It’s only been 10 days since Hurricane Harvey slammed Texas, but the U.S. Department of Homeland Security is already investigating 80 fraud complaints.
David Green, special agent in charge of the Office of Inspector General at DHS, said his office will go after “greed-driven criminal schemes” stemming from the after-effects of Harvey.
Green said fraudsters include people seeking aid from federal agencies such as the Federal Emergency Management Agency when they did not sustain damages from the storm, and contractors who scam homeowners by seeking money up front to repair flood-damaged houses and then never doing the work.
“We will not tolerate fraud schemes,” Green said.
Green was one of seven federal and Harris County officials who spoke at a press conference in Houston Tuesday, where they discussed their unified effort to battle the fraud that inevitably occurs after a natural disaster.
Abe Martinez, the acting U.S. Attorney for the Southern District of Texas, said now is the time, as Houston and Southeast Texas recover from the storm, when fraudsters seek opportunities to take advantage of people. The storm hit Texas as a Category 4 hurricane that later dropped 51 inches of rain on Houston, causing massive flooding.
He noted that his office prosecuted 105 individuals facing fraud charges stemming from Hurricane Katrina.
In addition to the fraud scams Green mentioned, Martinez said other Harvey-related fraud can include fake charities and people impersonating FEMA investigators.
Harris County District Attorney Kim Ogg said that over the last nine days, her office has charged 100 people with looting.
When asked if undocumented immigrants have reason to be wary about complaining about fraud, Ogg noted that it’s a crime to defraud anyone, regardless of their citizenship status.
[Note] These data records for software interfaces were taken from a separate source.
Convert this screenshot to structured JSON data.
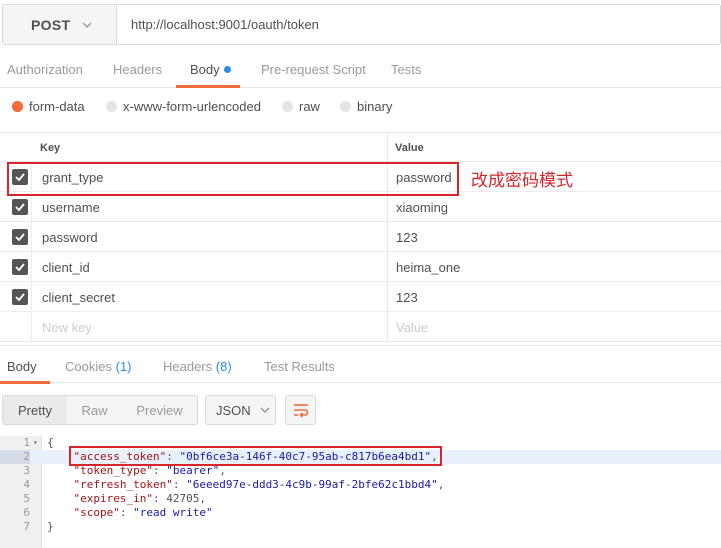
{
  "request": {
    "method": "POST",
    "url": "http://localhost:9001/oauth/token"
  },
  "request_tabs": [
    {
      "label": "Authorization"
    },
    {
      "label": "Headers"
    },
    {
      "label": "Body"
    },
    {
      "label": "Pre-request Script"
    },
    {
      "label": "Tests"
    }
  ],
  "body_types": [
    {
      "label": "form-data"
    },
    {
      "label": "x-www-form-urlencoded"
    },
    {
      "label": "raw"
    },
    {
      "label": "binary"
    }
  ],
  "table": {
    "key_header": "Key",
    "value_header": "Value",
    "rows": [
      {
        "key": "grant_type",
        "value": "password"
      },
      {
        "key": "username",
        "value": "xiaoming"
      },
      {
        "key": "password",
        "value": "123"
      },
      {
        "key": "client_id",
        "value": "heima_one"
      },
      {
        "key": "client_secret",
        "value": "123"
      }
    ],
    "new_key_placeholder": "New key",
    "new_value_placeholder": "Value"
  },
  "annotation": "改成密码模式",
  "response_tabs": [
    {
      "label": "Body",
      "count": ""
    },
    {
      "label": "Cookies",
      "count": "(1)"
    },
    {
      "label": "Headers",
      "count": "(8)"
    },
    {
      "label": "Test Results",
      "count": ""
    }
  ],
  "view_modes": [
    "Pretty",
    "Raw",
    "Preview"
  ],
  "format": "JSON",
  "response_lines": [
    {
      "n": "1",
      "fold": "▾",
      "key": "",
      "sep": "",
      "val": "",
      "text": "{"
    },
    {
      "n": "2",
      "key": "\"access_token\"",
      "val": "\"0bf6ce3a-146f-40c7-95ab-c817b6ea4bd1\"",
      "end": ","
    },
    {
      "n": "3",
      "key": "\"token_type\"",
      "val": "\"bearer\"",
      "end": ","
    },
    {
      "n": "4",
      "key": "\"refresh_token\"",
      "val": "\"6eeed97e-ddd3-4c9b-99af-2bfe62c1bbd4\"",
      "end": ","
    },
    {
      "n": "5",
      "key": "\"expires_in\"",
      "val": "42705",
      "end": ","
    },
    {
      "n": "6",
      "key": "\"scope\"",
      "val": "\"read write\"",
      "end": ""
    },
    {
      "n": "7",
      "text": "}"
    }
  ]
}
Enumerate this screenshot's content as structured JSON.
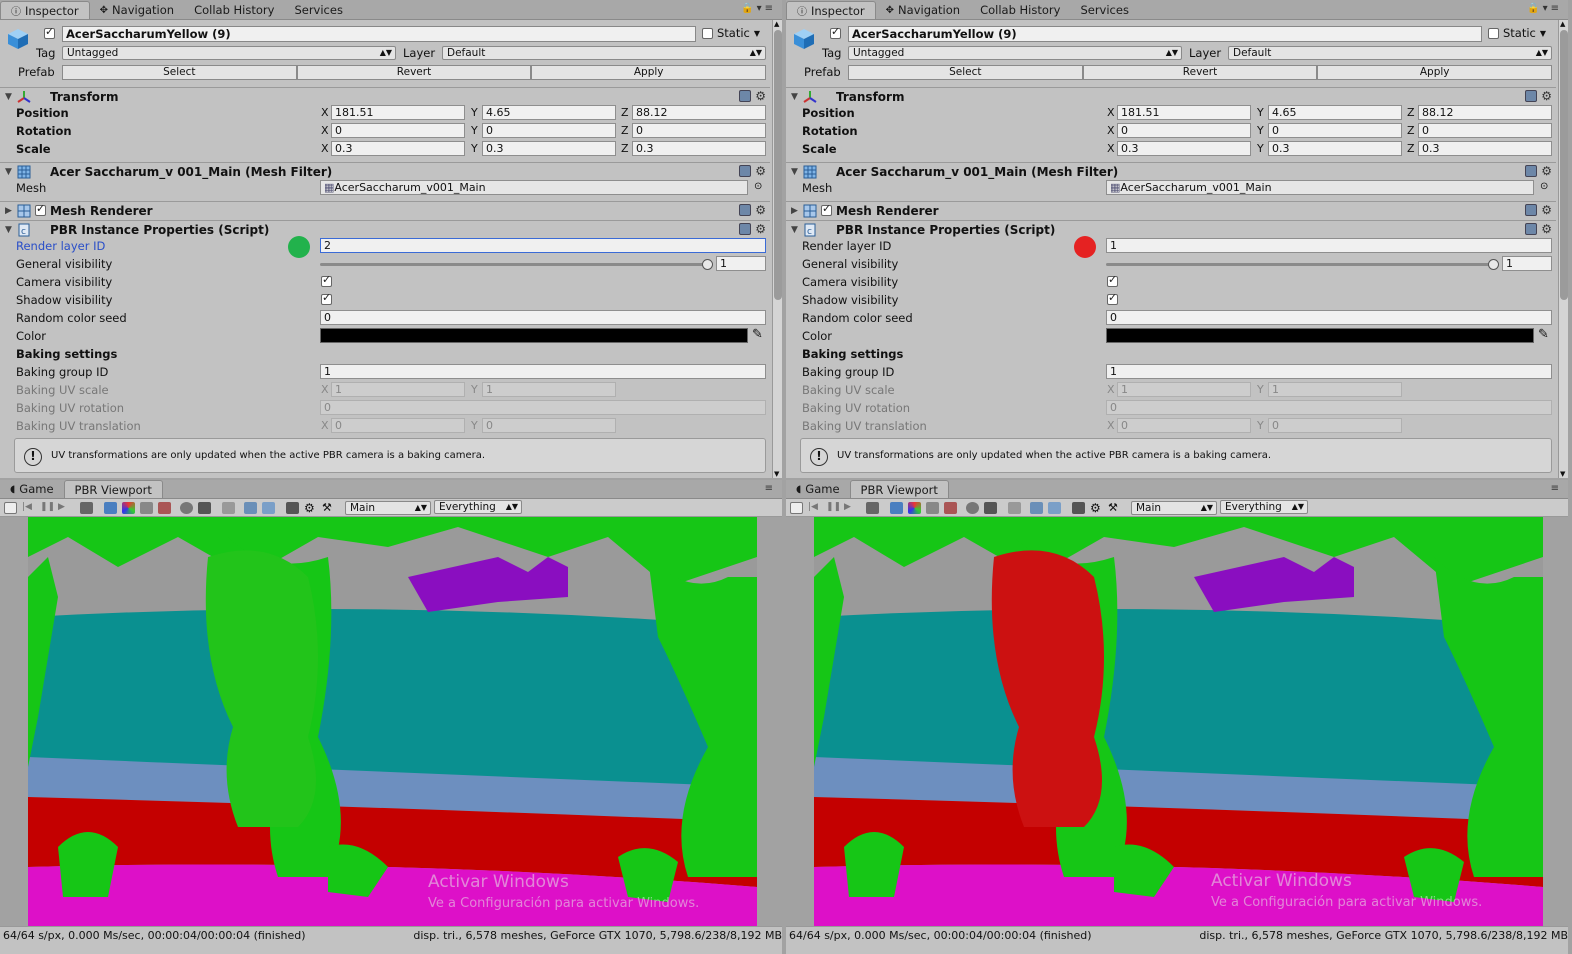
{
  "panels": [
    {
      "inspector": {
        "tabs": [
          "Inspector",
          "Navigation",
          "Collab History",
          "Services"
        ],
        "object_name": "AcerSaccharumYellow (9)",
        "static_label": "Static",
        "tag_label": "Tag",
        "tag_value": "Untagged",
        "layer_label": "Layer",
        "layer_value": "Default",
        "prefab_label": "Prefab",
        "prefab_buttons": [
          "Select",
          "Revert",
          "Apply"
        ],
        "transform": {
          "title": "Transform",
          "position_label": "Position",
          "position": [
            "181.51",
            "4.65",
            "88.12"
          ],
          "rotation_label": "Rotation",
          "rotation": [
            "0",
            "0",
            "0"
          ],
          "scale_label": "Scale",
          "scale": [
            "0.3",
            "0.3",
            "0.3"
          ]
        },
        "mesh_filter": {
          "title": "Acer Saccharum_v 001_Main (Mesh Filter)",
          "mesh_label": "Mesh",
          "mesh_value": "AcerSaccharum_v001_Main"
        },
        "mesh_renderer": {
          "title": "Mesh Renderer"
        },
        "pbr": {
          "title": "PBR Instance Properties (Script)",
          "render_layer_label": "Render layer ID",
          "render_layer_value": "2",
          "indicator_color": "#22b24c",
          "general_visibility_label": "General visibility",
          "general_visibility_value": "1",
          "camera_visibility_label": "Camera visibility",
          "shadow_visibility_label": "Shadow visibility",
          "random_seed_label": "Random color seed",
          "random_seed_value": "0",
          "color_label": "Color",
          "color_value": "#000000",
          "baking_settings_label": "Baking settings",
          "baking_group_label": "Baking group ID",
          "baking_group_value": "1",
          "uv_scale_label": "Baking UV scale",
          "uv_scale": [
            "1",
            "1"
          ],
          "uv_rotation_label": "Baking UV rotation",
          "uv_rotation_value": "0",
          "uv_translation_label": "Baking UV translation",
          "uv_translation": [
            "0",
            "0"
          ],
          "help_text": "UV transformations are only updated when the active PBR camera is a baking camera."
        }
      },
      "game": {
        "tabs": [
          "Game",
          "PBR Viewport"
        ],
        "camera_select": "Main",
        "layer_select": "Everything",
        "status_left": "64/64 s/px, 0.000 Ms/sec, 00:00:04/00:00:04 (finished)",
        "status_right": "disp. tri., 6,578 meshes, GeForce GTX 1070, 5,798.6/238/8,192 MB",
        "highlight_color": "#22c41a"
      }
    },
    {
      "inspector": {
        "tabs": [
          "Inspector",
          "Navigation",
          "Collab History",
          "Services"
        ],
        "object_name": "AcerSaccharumYellow (9)",
        "static_label": "Static",
        "tag_label": "Tag",
        "tag_value": "Untagged",
        "layer_label": "Layer",
        "layer_value": "Default",
        "prefab_label": "Prefab",
        "prefab_buttons": [
          "Select",
          "Revert",
          "Apply"
        ],
        "transform": {
          "title": "Transform",
          "position_label": "Position",
          "position": [
            "181.51",
            "4.65",
            "88.12"
          ],
          "rotation_label": "Rotation",
          "rotation": [
            "0",
            "0",
            "0"
          ],
          "scale_label": "Scale",
          "scale": [
            "0.3",
            "0.3",
            "0.3"
          ]
        },
        "mesh_filter": {
          "title": "Acer Saccharum_v 001_Main (Mesh Filter)",
          "mesh_label": "Mesh",
          "mesh_value": "AcerSaccharum_v001_Main"
        },
        "mesh_renderer": {
          "title": "Mesh Renderer"
        },
        "pbr": {
          "title": "PBR Instance Properties (Script)",
          "render_layer_label": "Render layer ID",
          "render_layer_value": "1",
          "indicator_color": "#e52222",
          "general_visibility_label": "General visibility",
          "general_visibility_value": "1",
          "camera_visibility_label": "Camera visibility",
          "shadow_visibility_label": "Shadow visibility",
          "random_seed_label": "Random color seed",
          "random_seed_value": "0",
          "color_label": "Color",
          "color_value": "#000000",
          "baking_settings_label": "Baking settings",
          "baking_group_label": "Baking group ID",
          "baking_group_value": "1",
          "uv_scale_label": "Baking UV scale",
          "uv_scale": [
            "1",
            "1"
          ],
          "uv_rotation_label": "Baking UV rotation",
          "uv_rotation_value": "0",
          "uv_translation_label": "Baking UV translation",
          "uv_translation": [
            "0",
            "0"
          ],
          "help_text": "UV transformations are only updated when the active PBR camera is a baking camera."
        }
      },
      "game": {
        "tabs": [
          "Game",
          "PBR Viewport"
        ],
        "camera_select": "Main",
        "layer_select": "Everything",
        "status_left": "64/64 s/px, 0.000 Ms/sec, 00:00:04/00:00:04 (finished)",
        "status_right": "disp. tri., 6,578 meshes, GeForce GTX 1070, 5,798.6/238/8,192 MB",
        "highlight_color": "#cc1111"
      }
    }
  ],
  "watermark": {
    "line1": "Activar Windows",
    "line2": "Ve a Configuración para activar Windows."
  }
}
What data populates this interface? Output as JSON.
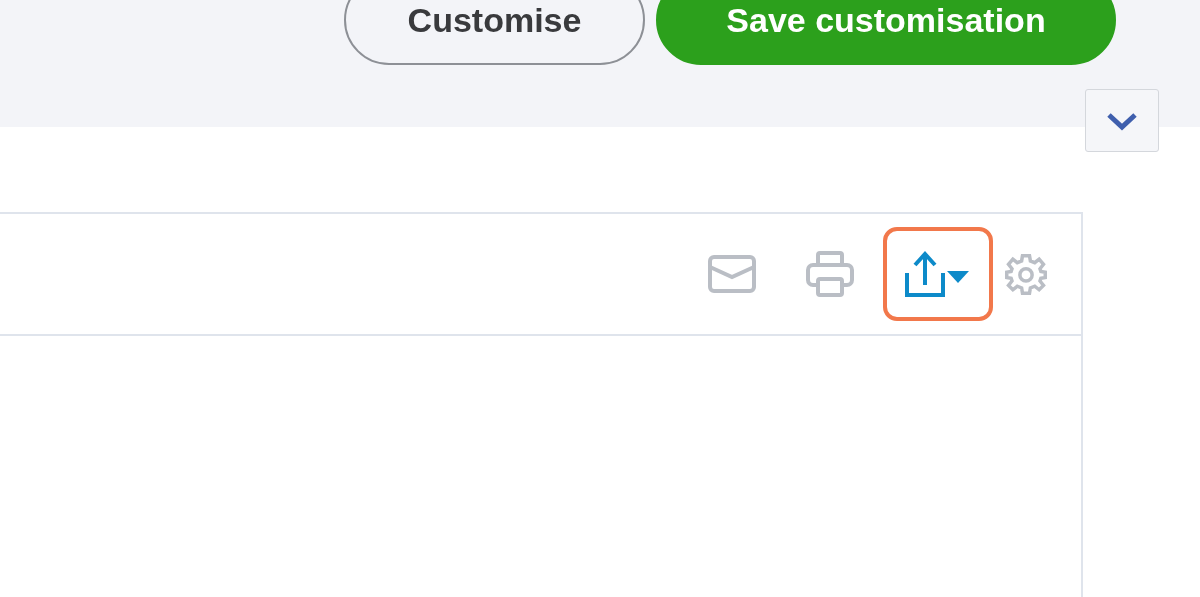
{
  "header": {
    "buttons": [
      {
        "label": "Customise",
        "kind": "secondary"
      },
      {
        "label": "Save customisation",
        "kind": "primary"
      }
    ]
  },
  "report": {
    "tools": [
      {
        "kind": "mail",
        "highlighted": false
      },
      {
        "kind": "print",
        "highlighted": false
      },
      {
        "kind": "export",
        "highlighted": true
      },
      {
        "kind": "settings",
        "highlighted": false
      }
    ]
  }
}
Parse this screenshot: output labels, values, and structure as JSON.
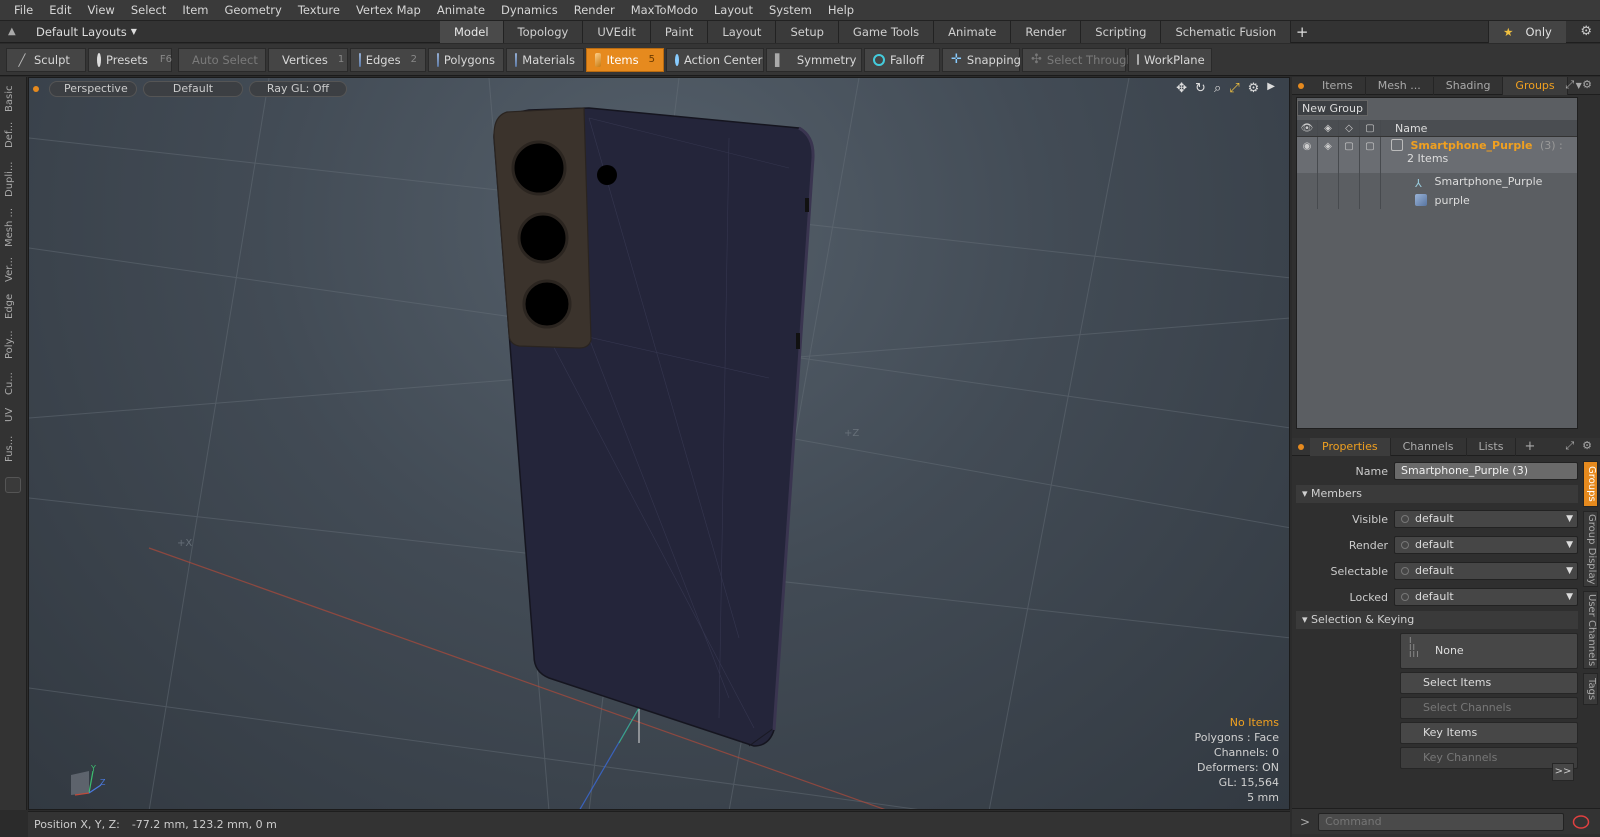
{
  "menu": [
    "File",
    "Edit",
    "View",
    "Select",
    "Item",
    "Geometry",
    "Texture",
    "Vertex Map",
    "Animate",
    "Dynamics",
    "Render",
    "MaxToModo",
    "Layout",
    "System",
    "Help"
  ],
  "layouts": {
    "label": "Default Layouts"
  },
  "tabs": [
    "Model",
    "Topology",
    "UVEdit",
    "Paint",
    "Layout",
    "Setup",
    "Game Tools",
    "Animate",
    "Render",
    "Scripting",
    "Schematic Fusion"
  ],
  "active_tab": "Model",
  "only_label": "Only",
  "toolbar": {
    "sculpt": "Sculpt",
    "presets": "Presets",
    "presets_key": "F6",
    "auto_select": "Auto Select",
    "vertices": "Vertices",
    "vertices_num": "1",
    "edges": "Edges",
    "edges_num": "2",
    "polygons": "Polygons",
    "materials": "Materials",
    "items": "Items",
    "items_num": "5",
    "action_center": "Action Center",
    "symmetry": "Symmetry",
    "falloff": "Falloff",
    "snapping": "Snapping",
    "select_through": "Select Through",
    "workplane": "WorkPlane"
  },
  "left_tabs": [
    "Basic",
    "Def...",
    "Dupli...",
    "Mesh ...",
    "Ver...",
    "Edge",
    "Poly...",
    "Cu...",
    "UV",
    "Fus..."
  ],
  "viewport": {
    "view": "Perspective",
    "shading": "Default",
    "raygl": "Ray GL: Off",
    "axis_x": "+X",
    "axis_z": "+Z",
    "stats": {
      "no_items": "No Items",
      "polygons": "Polygons : Face",
      "channels": "Channels: 0",
      "deformers": "Deformers: ON",
      "gl": "GL: 15,564",
      "scale": "5 mm"
    },
    "colors": {
      "phone_body": "#24253a",
      "camera_bump": "#3b332c",
      "accent": "#e68a1e"
    }
  },
  "status": {
    "label": "Position X, Y, Z:",
    "value": "-77.2 mm, 123.2 mm, 0 m"
  },
  "right_panel": {
    "top_tabs": [
      "Items",
      "Mesh ...",
      "Shading",
      "Groups"
    ],
    "active_top_tab": "Groups",
    "new_group": "New Group",
    "name_header": "Name",
    "group": {
      "name": "Smartphone_Purple",
      "count": "(3) :",
      "items_label": "2 Items"
    },
    "children": [
      "Smartphone_Purple",
      "purple"
    ],
    "bottom_tabs": [
      "Properties",
      "Channels",
      "Lists"
    ],
    "active_bottom_tab": "Properties",
    "props": {
      "name_label": "Name",
      "name_value": "Smartphone_Purple (3)",
      "members": "Members",
      "visible_label": "Visible",
      "visible_value": "default",
      "render_label": "Render",
      "render_value": "default",
      "selectable_label": "Selectable",
      "selectable_value": "default",
      "locked_label": "Locked",
      "locked_value": "default",
      "sel_keying": "Selection & Keying",
      "none": "None",
      "select_items": "Select Items",
      "select_channels": "Select Channels",
      "key_items": "Key Items",
      "key_channels": "Key Channels",
      "more": ">>"
    },
    "side_tabs": [
      "Groups",
      "Group Display",
      "User Channels",
      "Tags"
    ],
    "command_placeholder": "Command"
  }
}
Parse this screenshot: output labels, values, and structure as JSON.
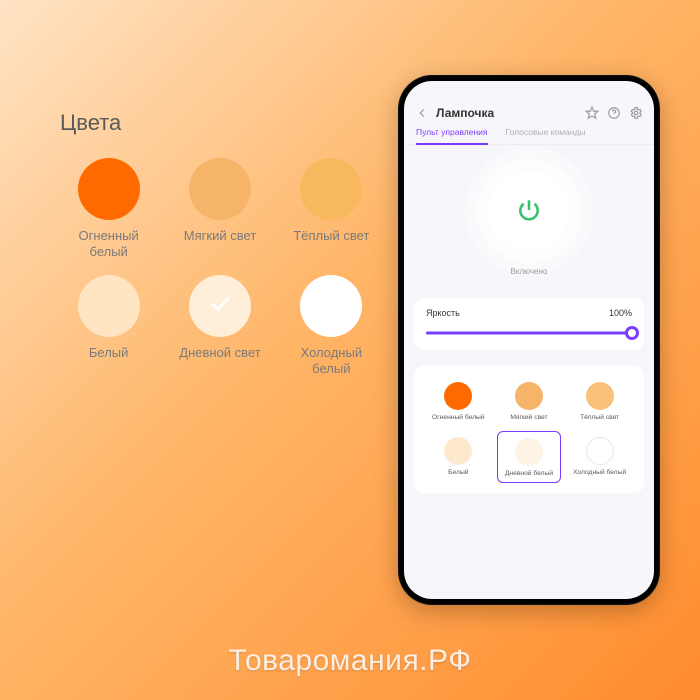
{
  "palette": {
    "title": "Цвета",
    "items": [
      {
        "label": "Огненный\nбелый",
        "color": "#ff6a00"
      },
      {
        "label": "Мягкий свет",
        "color": "#f6b469"
      },
      {
        "label": "Тёплый свет",
        "color": "#f8b85e"
      },
      {
        "label": "Белый",
        "color": "#ffe5c2"
      },
      {
        "label": "Дневной свет",
        "color": "#ffeed8",
        "selected": true
      },
      {
        "label": "Холодный\nбелый",
        "color": "#ffffff"
      }
    ]
  },
  "phone": {
    "status": {
      "time": "",
      "carrier": ""
    },
    "appbar": {
      "title": "Лампочка"
    },
    "tabs": [
      {
        "label": "Пульт управления",
        "active": true
      },
      {
        "label": "Голосовые команды",
        "active": false
      }
    ],
    "power": {
      "state_label": "Включено"
    },
    "brightness": {
      "label": "Яркость",
      "value_text": "100%",
      "value_pct": 100
    },
    "colors": [
      {
        "label": "Огненный белый",
        "color": "#ff6a00"
      },
      {
        "label": "Мягкий свет",
        "color": "#f6b469"
      },
      {
        "label": "Тёплый свет",
        "color": "#f8c27a"
      },
      {
        "label": "Белый",
        "color": "#ffe9cc"
      },
      {
        "label": "Дневной белый",
        "color": "#fff3e4",
        "selected": true
      },
      {
        "label": "Холодный белый",
        "color": "#ffffff"
      }
    ]
  },
  "watermark": "Товаромания.РФ",
  "brand": {
    "accent": "#7a3cff",
    "success": "#39c26d"
  }
}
Martinez said people who are undocumented immigrants should not be fearful about bringing their complaints to a federal agency.